Activity: Whenever a line below includes the word "icon", copy that line.

Records to process:
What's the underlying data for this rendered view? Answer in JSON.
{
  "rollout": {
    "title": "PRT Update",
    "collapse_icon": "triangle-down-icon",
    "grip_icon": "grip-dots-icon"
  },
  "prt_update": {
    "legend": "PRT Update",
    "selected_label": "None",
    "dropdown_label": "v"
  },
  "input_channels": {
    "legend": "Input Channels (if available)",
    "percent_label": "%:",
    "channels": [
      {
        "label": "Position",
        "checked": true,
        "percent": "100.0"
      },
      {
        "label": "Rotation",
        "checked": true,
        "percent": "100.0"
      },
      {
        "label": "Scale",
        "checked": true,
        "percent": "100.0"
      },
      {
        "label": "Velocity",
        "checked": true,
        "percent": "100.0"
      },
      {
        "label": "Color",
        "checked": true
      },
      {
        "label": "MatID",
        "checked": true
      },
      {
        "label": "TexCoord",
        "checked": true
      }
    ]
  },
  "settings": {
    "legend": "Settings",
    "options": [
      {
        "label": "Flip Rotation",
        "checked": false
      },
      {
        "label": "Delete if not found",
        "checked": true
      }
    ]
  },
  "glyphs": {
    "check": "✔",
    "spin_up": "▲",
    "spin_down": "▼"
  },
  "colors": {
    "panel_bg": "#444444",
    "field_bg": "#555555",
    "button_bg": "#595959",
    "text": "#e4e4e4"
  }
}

Written response:
    "collapse_icon": "triangle-down-icon",
    "grip_icon": "grip-dots-icon"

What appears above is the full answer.